I’ve kept awfully quiet about the horrific shooting that took place in Connecticut last week. I’ve kept myself hidden from the news and tried to not think about it. Of course, if you own a Facebook or a Twitter, which I own both, it is nearly impossible to stay away from it. However, here’s my stance on the subject.
Just as I’ve stated so many times over and over again, mental health should be the big topic here. Yes, there are some gun control issues that should be addressed but honestly I question the family, friends and people around the twenty year old who should have, and probably saw his mental health issues. I instantly pick up on my family members and friends problems. I also pay attention to people around me on a constant basis. Why can’t everyone do that?
The answer is simple. People just don’t. It is easier to ignore the elephant standing in the middle of the room rather than asking it to sit down on the couch and talk. It is easier to say “well maybe tomorrow they’ll feel better.” We ignore the feelings of others and we treat mental illness, still, as a taboo subject. This has got to change.
In early 2011 I wrote a small paper on prevention sciences and using it towards addressing mental health in school children. Here is an excerpt from that paper:
Another way to teach the importance of mental health awareness is through prevention science. Prevention science is a way to promote global health issues through preventative research. This is associated with a study done by the University of Missouri. The team studied this tactic by “using prevention science to address mental health issues in schools” (Stormont, Reinke & Herman, 2010). In their study they found that prevention was the key to a drop in the amount of mental health claims and issues. The ideal way to do this is to concentrate on the target audience of this information. The first goal is to determine the need for information in the schools. If a school psychologist could address issues of mental health inside the classroom, they would need to know the dynamic of the area first. Is this an area where the majority of the parents are unemployed or do the majority of the students live in single parent homes? Does the area have a high suicide rate amongst teens or even adults? To assess this information, the person in charge of the initiative or program would need to research the needs first to make an accurate assessment. “Preventative interventions can involve direct contact between provider and client such as individual or group counseling or less direct contact as occurs through media campaigns, system change, or public policies” (Stormont, Reinke & Herman, 2010).
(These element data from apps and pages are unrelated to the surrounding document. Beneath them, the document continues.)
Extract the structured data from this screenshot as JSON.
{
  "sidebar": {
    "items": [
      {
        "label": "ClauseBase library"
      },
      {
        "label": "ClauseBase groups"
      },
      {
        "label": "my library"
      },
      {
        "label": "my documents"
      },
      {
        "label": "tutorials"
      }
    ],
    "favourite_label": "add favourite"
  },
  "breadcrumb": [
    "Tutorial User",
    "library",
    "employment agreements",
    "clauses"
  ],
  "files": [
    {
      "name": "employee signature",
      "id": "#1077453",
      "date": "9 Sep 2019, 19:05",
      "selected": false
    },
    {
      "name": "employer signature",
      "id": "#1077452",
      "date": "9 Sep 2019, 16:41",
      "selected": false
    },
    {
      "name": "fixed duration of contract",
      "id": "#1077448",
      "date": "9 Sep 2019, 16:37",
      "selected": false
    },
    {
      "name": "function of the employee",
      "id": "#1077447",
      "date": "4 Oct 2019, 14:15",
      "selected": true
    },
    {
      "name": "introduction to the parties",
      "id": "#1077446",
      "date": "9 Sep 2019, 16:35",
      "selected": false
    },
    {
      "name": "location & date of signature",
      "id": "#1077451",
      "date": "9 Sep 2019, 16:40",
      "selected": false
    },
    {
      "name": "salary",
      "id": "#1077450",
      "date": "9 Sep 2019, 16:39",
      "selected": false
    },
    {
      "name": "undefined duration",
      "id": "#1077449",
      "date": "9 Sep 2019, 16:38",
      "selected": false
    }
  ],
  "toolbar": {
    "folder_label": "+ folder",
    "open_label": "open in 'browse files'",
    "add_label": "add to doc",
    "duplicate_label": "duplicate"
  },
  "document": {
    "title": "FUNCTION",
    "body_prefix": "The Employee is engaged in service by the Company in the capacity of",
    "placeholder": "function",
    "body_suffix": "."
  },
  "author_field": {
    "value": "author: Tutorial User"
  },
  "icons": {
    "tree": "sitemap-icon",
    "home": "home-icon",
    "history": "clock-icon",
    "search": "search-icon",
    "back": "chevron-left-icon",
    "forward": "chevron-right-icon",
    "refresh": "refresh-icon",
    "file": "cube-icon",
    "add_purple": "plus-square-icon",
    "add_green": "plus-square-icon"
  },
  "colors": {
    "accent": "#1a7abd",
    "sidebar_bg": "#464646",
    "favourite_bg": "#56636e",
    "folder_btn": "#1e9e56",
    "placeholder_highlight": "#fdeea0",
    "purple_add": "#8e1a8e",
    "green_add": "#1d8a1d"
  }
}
This is just the first steps towards preventative care for those affected by mental health. After teaching students at a younger age that mental health is just as important as physical health, we need to expand more into the community. Programs like the American Foundation for Suicide Prevention has worked to find ways that the media can portray issues like depression and suicide in a way that could prevent the “copy cat” trend. They found this to be an issue after the media portrays or “glorifies” suicide amongst the population (AFSP, 2011). They are issuing pamphlets and press releases that teach the media how to handle reporting these types of issues by using the correct wording instead of making the person who committed suicide look like a “hero.”
The biggest point in all this is that we as a society need to pay more attention to those around us. We need to show more compassion. We need to find a way to help those who refuse to ask for help and we need to teach children that our mental wellness is just as important as our physical well being. We are still, to this day, pushing mental health under the rug and refusing to talk about it. Everyone is so concentrated on gun control that they can’t see the bigger picture.
I charge each and every one of you to sit down tonight and think about your own mental health. Are you feeling a little sad, depressed, angry or too happy? Are things just not going right? Have you noticed changes in your friends or family member’s behavior the past couple of days? Have you talked to your kids about mental health and how to come to you if they are feeling off?
These are all very important questions to ask yourself and your friends and family members. Take care of your mental state and also help others out who need it too.
If you or a loved one have considered suicide or are having a tough time dealing not only with the events that happened last week or just need someone to talk to about it, the suicide prevention hotline number is 1-800-273-8255. A great group of volunteers work these lines and they are always there if you need them.
AFSP: For the Media. (2011) AFSP: Understanding and Preventing Suicide through Research, Education and Advocacy. N.p., n.d. Web. 14 Mar. 2011. http://www.afsp.org/index.cfm?page_id=0523D365-A314-431E-A925C03E13E762B1
Stormont, M., Reinke, W. M., & Herman, K. C. (2010). Introduction to the special issue: Using prevention science to address mental health issues in schools. Psychology in the Schools, 47(1), 1-4. Retrieved from EBSCOhost.